▶ **Requirement**
From the records that follow, copy every line in which "subtitle" appears.

---*---

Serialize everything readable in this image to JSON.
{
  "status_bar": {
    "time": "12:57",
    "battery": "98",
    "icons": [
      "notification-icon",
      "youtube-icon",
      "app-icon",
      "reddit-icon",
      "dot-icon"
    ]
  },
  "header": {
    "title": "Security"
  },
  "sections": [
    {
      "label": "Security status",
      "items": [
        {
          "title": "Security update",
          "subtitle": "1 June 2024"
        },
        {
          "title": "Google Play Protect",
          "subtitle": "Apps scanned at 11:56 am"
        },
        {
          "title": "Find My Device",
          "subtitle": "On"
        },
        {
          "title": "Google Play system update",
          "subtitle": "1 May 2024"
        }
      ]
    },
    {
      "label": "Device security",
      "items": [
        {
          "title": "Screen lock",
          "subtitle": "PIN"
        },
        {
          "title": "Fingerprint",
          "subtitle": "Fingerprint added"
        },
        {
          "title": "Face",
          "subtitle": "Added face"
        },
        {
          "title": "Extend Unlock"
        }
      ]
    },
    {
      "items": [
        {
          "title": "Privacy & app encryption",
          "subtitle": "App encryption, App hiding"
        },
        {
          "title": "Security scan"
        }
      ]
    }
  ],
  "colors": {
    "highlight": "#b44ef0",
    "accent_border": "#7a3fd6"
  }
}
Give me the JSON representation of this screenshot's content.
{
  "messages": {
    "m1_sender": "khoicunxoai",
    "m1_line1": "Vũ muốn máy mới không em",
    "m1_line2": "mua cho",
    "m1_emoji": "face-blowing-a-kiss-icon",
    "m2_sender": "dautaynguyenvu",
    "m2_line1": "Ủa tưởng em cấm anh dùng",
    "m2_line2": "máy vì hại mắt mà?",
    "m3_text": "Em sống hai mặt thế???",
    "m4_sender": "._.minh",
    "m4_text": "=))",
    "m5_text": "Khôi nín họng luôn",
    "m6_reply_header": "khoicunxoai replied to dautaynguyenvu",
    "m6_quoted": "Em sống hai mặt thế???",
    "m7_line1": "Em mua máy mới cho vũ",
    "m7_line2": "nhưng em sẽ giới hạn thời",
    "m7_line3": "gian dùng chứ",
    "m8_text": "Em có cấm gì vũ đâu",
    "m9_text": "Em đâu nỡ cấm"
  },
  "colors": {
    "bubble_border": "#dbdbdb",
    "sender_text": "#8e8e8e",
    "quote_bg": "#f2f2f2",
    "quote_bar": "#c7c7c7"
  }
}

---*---

▶ **Solution to this task**
          "subtitle": "1 June 2024"
          "subtitle": "Apps scanned at 11:56 am"
          "subtitle": "On"
          "subtitle": "1 May 2024"
          "subtitle": "PIN"
          "subtitle": "Fingerprint added"
          "subtitle": "Added face"
          "subtitle": "App encryption, App hiding"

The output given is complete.